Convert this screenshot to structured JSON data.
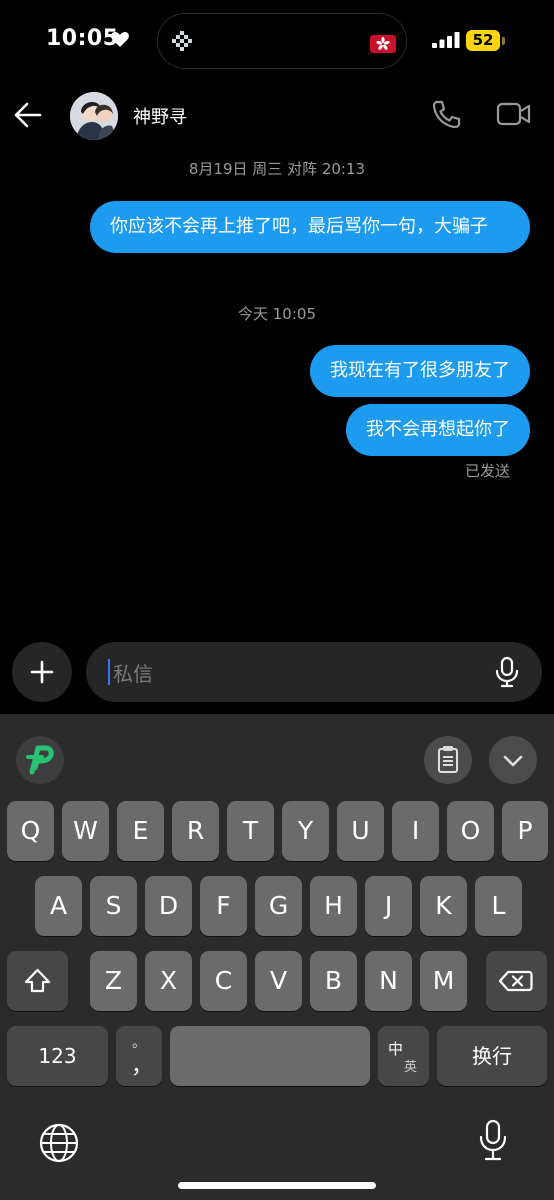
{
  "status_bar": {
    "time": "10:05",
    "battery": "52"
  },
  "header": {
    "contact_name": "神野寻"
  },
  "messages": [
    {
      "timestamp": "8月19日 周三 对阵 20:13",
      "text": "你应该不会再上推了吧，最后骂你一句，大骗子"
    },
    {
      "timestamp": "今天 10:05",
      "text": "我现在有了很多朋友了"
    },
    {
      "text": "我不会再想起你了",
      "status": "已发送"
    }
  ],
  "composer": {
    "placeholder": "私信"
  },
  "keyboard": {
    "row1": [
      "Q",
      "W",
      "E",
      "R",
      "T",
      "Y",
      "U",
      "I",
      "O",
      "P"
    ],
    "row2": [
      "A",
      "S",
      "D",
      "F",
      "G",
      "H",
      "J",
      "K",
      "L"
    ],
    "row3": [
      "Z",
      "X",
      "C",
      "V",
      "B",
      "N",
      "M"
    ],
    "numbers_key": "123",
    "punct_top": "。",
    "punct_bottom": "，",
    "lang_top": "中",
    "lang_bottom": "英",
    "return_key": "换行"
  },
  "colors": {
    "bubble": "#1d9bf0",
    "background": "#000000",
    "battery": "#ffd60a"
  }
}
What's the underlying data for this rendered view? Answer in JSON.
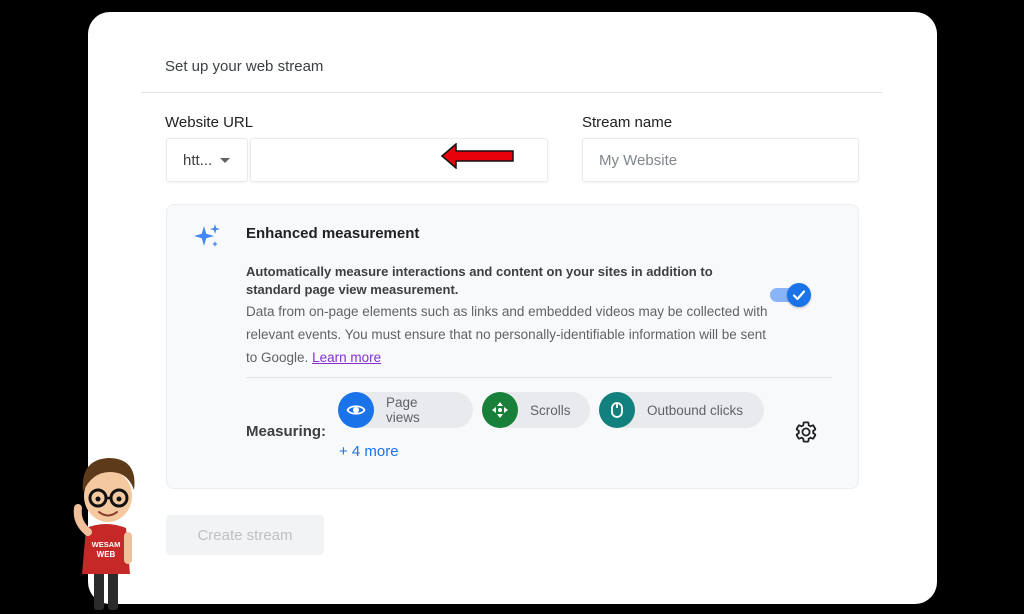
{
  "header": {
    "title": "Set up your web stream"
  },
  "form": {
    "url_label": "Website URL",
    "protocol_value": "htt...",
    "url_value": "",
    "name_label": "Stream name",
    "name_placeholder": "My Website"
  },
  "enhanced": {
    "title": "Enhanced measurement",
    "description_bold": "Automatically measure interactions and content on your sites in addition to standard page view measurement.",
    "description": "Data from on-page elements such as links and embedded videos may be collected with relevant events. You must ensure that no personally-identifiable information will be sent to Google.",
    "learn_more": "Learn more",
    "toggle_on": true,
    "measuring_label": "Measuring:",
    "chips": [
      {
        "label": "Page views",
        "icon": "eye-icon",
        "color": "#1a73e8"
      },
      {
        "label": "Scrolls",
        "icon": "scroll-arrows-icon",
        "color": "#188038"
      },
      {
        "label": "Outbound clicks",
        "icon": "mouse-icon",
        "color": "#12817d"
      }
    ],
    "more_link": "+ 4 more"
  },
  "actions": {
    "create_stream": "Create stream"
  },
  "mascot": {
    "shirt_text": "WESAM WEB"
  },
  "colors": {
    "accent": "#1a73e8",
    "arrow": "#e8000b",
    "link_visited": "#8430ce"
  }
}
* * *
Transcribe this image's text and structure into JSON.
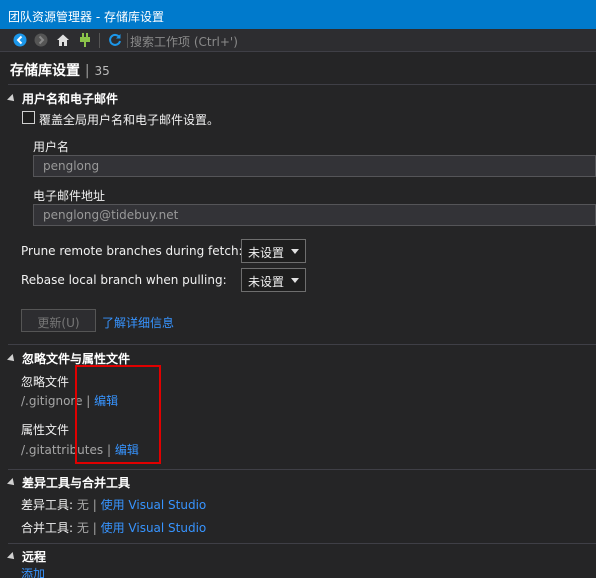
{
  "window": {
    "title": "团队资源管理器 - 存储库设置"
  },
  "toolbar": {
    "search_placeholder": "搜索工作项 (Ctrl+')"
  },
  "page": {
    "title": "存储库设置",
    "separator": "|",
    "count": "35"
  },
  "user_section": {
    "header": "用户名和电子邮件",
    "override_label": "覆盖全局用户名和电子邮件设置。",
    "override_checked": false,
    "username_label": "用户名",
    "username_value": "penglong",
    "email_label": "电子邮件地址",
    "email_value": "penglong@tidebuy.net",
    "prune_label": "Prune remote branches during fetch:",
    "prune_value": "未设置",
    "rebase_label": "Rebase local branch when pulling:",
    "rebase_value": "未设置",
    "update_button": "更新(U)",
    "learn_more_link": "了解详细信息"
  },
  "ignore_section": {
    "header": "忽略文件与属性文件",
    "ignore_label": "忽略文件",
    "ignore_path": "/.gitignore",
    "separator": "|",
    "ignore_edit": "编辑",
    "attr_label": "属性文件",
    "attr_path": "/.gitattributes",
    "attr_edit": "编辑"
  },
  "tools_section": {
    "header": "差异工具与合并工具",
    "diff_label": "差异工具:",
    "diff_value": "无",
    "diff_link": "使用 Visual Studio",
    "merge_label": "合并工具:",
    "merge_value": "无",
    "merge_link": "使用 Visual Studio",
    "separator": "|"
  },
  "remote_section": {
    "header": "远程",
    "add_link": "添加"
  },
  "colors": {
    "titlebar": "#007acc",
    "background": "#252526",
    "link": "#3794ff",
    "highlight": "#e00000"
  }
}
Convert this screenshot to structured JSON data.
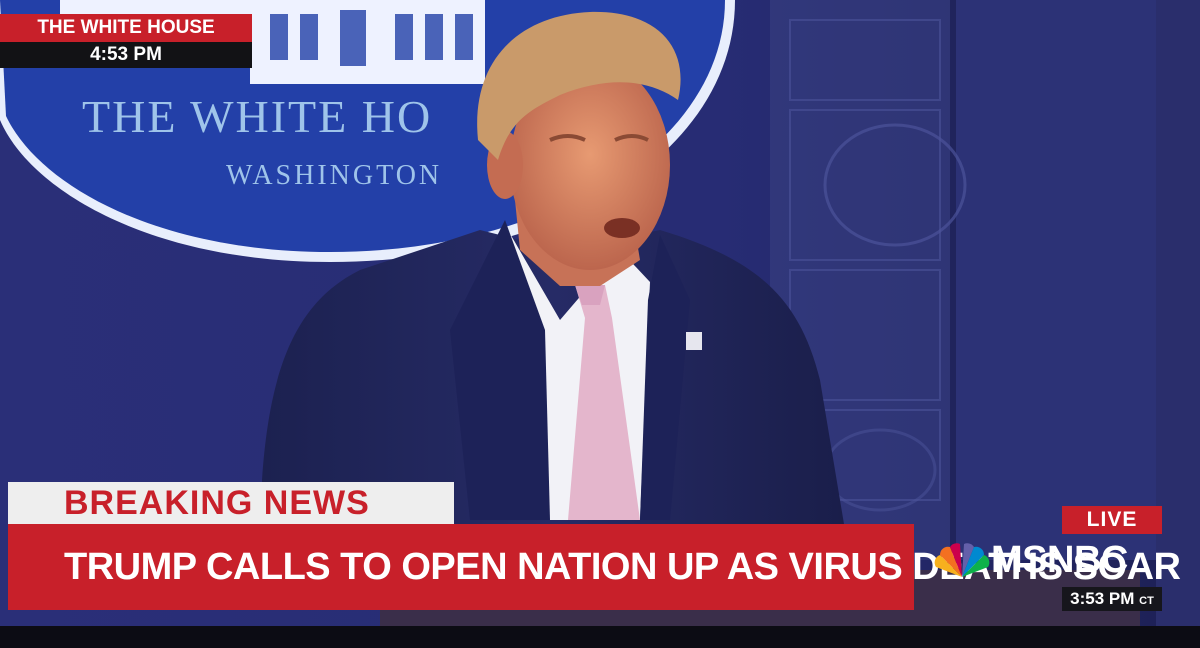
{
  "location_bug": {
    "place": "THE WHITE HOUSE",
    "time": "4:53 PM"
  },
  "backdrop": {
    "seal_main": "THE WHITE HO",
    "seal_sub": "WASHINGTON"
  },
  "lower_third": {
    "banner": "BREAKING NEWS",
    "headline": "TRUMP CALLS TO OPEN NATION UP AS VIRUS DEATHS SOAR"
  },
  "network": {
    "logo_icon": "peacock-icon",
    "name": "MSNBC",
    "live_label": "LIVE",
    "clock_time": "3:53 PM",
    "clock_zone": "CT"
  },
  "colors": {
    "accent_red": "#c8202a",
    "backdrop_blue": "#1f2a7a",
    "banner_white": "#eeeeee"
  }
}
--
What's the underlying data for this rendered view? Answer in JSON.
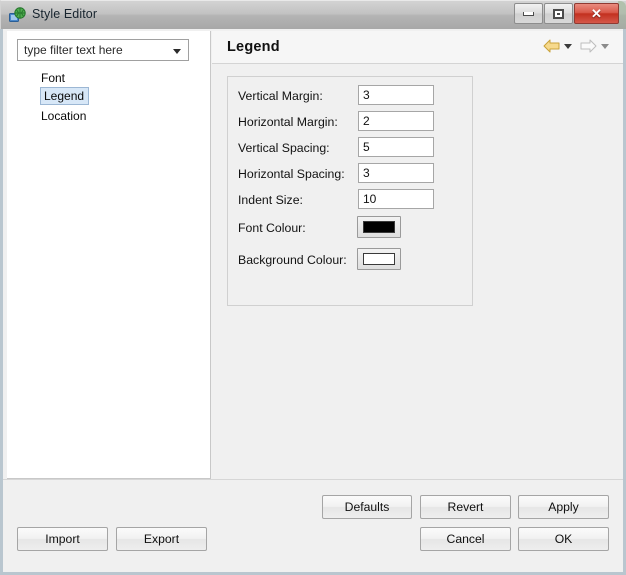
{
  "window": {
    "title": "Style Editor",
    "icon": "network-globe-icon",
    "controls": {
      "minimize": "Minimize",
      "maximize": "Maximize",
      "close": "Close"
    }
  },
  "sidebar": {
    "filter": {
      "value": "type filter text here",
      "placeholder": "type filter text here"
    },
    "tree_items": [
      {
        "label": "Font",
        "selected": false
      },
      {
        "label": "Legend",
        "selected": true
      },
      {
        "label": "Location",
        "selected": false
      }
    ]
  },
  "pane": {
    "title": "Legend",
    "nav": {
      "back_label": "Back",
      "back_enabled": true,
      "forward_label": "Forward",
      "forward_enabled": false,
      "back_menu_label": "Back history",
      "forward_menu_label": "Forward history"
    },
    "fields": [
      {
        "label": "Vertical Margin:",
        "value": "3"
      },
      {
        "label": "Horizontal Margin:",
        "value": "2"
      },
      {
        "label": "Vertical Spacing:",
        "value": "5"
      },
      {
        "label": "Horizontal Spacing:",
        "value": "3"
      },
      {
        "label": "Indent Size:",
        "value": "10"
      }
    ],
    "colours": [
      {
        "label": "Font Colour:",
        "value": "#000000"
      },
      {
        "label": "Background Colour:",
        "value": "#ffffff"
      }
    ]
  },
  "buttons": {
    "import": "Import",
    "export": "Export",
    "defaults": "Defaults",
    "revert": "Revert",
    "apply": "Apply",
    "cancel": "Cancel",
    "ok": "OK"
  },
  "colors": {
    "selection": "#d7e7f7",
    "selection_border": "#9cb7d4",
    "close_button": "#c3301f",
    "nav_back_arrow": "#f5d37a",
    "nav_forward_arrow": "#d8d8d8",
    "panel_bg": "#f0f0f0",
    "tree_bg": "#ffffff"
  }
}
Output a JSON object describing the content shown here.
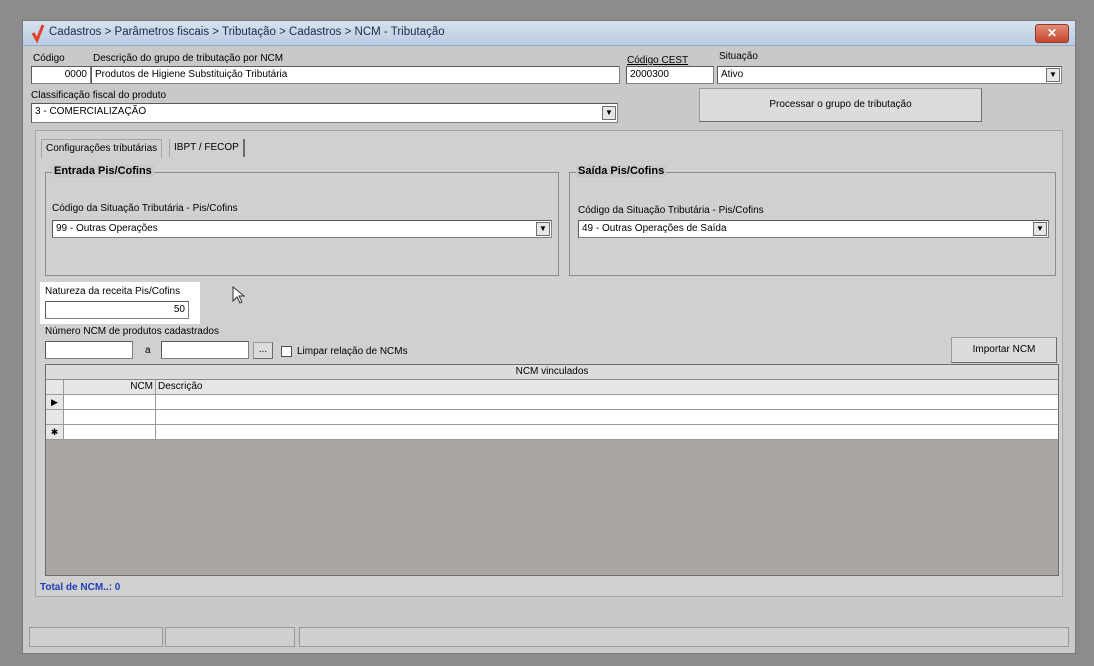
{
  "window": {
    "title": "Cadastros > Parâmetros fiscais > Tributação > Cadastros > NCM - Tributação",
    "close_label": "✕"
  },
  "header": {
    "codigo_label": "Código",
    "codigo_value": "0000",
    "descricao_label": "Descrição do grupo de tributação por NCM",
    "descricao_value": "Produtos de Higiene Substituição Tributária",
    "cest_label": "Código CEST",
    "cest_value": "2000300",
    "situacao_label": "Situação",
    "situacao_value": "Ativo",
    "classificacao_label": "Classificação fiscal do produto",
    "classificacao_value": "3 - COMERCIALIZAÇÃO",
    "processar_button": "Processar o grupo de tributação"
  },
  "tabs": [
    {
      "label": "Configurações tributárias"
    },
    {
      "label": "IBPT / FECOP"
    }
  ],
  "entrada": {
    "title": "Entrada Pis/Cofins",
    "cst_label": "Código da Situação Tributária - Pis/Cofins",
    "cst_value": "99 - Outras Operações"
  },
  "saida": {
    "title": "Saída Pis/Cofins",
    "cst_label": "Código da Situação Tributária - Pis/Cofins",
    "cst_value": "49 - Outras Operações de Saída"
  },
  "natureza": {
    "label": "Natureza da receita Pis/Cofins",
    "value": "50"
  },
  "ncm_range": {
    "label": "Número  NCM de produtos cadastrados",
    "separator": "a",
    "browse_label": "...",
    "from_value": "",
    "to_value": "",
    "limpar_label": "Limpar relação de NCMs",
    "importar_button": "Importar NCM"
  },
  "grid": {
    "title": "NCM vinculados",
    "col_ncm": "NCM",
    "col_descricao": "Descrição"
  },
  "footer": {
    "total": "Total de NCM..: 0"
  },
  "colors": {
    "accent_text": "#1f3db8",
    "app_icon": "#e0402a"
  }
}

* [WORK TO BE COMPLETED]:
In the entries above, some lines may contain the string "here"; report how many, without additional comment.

* [EXPECTED ANSWER]:
3